Cold traffic. It sounds daunting, doesn’t it?
The word “cold” implies chilly, frosty, cool.
Cold traffic are those web visitors who’ve never heard of you.
They don’t know of you, your brand, or your business.
They will be chilly, frosty, or cool – at least, initially.
Not because they, themselves, are “cold” people, but because they don’t even know you yet.
That doesn’t mean that they’re not open to getting to know you. It means that at this moment, they’ve not yet warmed up to you.
At this stage of the buying cycle they’re being introduced to you.
Up until this time, they didn’t know you existed!
A steady stream of website visitors will allow your business to grow.
Whether you’re new to online business, or you’ve been here for a while, you need to be targeting cold traffic – and driving them to your website.
Now you may be starting from ground zero with very little content on your website for your visitors, or you may have tons of great content but not enough traffic.
Driving cold traffic to your website, where your original content should live, requires a plan.
After all, the content you create should introduce your cold audience to you and your brand, build your credibility, and move them into your funnel so that you can start building a relationship with them, provide the solution to their problem(s), and achieve a return on your investment.
But first – a warning: don’t start driving traffic to an unproductive website. If your website needs some work, or you haven’t created a basic opt-in funnel to collect email addresses, then you need to start there.
There are many effective ways to target cold traffic and drive them to your website to consume your content.
How Cold Traffic Finds You
They’ve found one of your videos on Youtube through a search or a related video
They’ve done a search on Google and found one of your blog posts
They land on your website from a link in your tweet
They click on a Facebook ad in their newsfeed
They get an email from someone they follow with a link to an offer you have
How To Approach Cold Traffic
Imagine walking into a new shoe store and being accosted by the sales staff as they grab a pair of size 8 pink stilletos off the shelf and tell you all the wonderful reasons why you should buy these shoes.
What’s wrong with this picture?
A. This is your first encounter with the brand, the store and the staff. You don’t even know them yet!
B. They don’t know whether you wear stilletos.
C. They don’t know what colour shoes you’re looking for.
D. They don’t know what size you wear.
Approaching your cold traffic like this will turn them off and eliminate the opportunity of them purchasing from you in the future.
These are casual browsers who are looking for information to solve a problem they have or seeking information.

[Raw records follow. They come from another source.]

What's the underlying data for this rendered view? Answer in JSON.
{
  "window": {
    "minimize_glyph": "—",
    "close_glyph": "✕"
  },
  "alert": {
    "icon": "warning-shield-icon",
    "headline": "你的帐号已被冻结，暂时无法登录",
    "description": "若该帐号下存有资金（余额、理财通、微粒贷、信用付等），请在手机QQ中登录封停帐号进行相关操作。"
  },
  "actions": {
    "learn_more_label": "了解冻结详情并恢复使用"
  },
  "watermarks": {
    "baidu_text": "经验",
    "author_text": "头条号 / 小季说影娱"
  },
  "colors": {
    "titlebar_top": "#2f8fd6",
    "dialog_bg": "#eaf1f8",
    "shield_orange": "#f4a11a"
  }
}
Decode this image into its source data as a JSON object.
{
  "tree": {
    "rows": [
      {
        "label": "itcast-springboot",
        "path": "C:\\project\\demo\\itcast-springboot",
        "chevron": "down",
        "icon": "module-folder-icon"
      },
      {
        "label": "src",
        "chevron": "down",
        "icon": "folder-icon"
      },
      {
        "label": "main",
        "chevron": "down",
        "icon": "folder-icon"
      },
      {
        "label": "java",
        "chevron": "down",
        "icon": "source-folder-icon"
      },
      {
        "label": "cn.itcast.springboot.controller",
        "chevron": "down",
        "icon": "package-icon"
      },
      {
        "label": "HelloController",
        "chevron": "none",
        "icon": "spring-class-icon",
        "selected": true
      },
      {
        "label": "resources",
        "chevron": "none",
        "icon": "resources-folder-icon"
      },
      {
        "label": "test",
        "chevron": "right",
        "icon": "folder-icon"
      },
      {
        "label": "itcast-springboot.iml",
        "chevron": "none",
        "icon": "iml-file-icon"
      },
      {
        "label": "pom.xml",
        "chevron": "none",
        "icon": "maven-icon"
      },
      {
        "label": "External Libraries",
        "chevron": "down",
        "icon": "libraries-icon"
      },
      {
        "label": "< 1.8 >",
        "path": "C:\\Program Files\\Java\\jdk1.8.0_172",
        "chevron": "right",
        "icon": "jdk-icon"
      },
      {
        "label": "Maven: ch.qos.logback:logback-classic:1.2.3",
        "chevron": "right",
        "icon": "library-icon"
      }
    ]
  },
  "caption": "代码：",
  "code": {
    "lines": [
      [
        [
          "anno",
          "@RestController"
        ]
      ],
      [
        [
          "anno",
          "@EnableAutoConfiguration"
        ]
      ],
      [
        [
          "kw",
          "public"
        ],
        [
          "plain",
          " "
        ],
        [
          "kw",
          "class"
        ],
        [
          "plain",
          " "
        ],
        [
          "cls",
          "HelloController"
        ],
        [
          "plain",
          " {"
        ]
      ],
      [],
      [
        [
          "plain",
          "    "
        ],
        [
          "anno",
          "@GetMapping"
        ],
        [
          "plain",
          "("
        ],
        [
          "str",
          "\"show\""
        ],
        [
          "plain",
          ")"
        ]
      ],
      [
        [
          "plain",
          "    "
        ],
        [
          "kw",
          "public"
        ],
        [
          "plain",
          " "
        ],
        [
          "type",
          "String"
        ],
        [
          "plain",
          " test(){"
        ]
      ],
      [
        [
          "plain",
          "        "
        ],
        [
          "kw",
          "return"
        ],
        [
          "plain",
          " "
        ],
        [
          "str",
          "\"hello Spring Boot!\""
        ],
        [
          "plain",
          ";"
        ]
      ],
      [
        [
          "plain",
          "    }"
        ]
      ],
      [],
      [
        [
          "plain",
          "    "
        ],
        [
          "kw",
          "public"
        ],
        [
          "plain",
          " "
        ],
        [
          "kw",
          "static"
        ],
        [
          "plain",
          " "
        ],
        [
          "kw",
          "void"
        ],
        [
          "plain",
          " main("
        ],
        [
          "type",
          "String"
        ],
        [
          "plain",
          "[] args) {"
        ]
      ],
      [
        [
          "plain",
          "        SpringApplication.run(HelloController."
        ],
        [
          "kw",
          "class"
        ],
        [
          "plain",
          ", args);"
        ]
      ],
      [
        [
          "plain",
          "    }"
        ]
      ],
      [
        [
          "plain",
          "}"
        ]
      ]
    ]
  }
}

Now, you might have the solution for them, but it’s unlikely that they’ll buy from you at this point because they don’t yet know you, like you, or trust you.
They’re at the very start of the buying cycle.
To convert cold traffic to warm traffic you need to first create brand awareness and build your credibility.
You’re reading this blog post because you’re an online educator, or are thinking about creating an online course or program.
In order for anyone to actually buy your course or program, they need to know you, like you, and trust you.
They need to know that you have the expertise and experience to teach them what they want to learn.
They need to like you if they’re going to listen to hours of audio, video, or live sessions in your course.
And they need to trust you to help them with the solution to their problem.
At this point in the buying cycle though, you need to allow them to get to know you and create awareness of you, your brand, and your business:
Snapshots (images / videos) of a day in the life of you
Short videos that express your personality and brand
Blog posts sharing your expertise
Introducing Your Topic Without Trying To Sell Them
Introducing the topic of your online course or program is NOT the same as trying to sell them on it.
Providing mini-solutions to their problems
As mentioned earlier in this post, cold traffic is finding you for the first time – and they weren’t looking for you specifically.
They were online looking for a solution to their problem.
Imagine if they were on Google searching for:
and they found your blog post:
They click on your blog post and are immediately taken to that blog post on your website.
They read through the blog post, which helps solve their immediate program, and they get the sense that you may have some experience with this stuff.
Now, because your blog is on your website, they click on the About page to learn more about who you are.
Now they know who you are.
They’ve been introduced to you.
They like you because you’ve helped solve a problem that they have.
You haven’t tried to sell them anything, you’ve simply introduced yourself to them and helped solve their immediate problem.
Now they’re starting to warm up to you!
Learn as much as possible about them
These ‘cold traffic’ interactions are invaluable for you learning more about your audience.
The better you understand your cold traffic, the more likely you are to be able to warm them up and eventually convert them to buyers.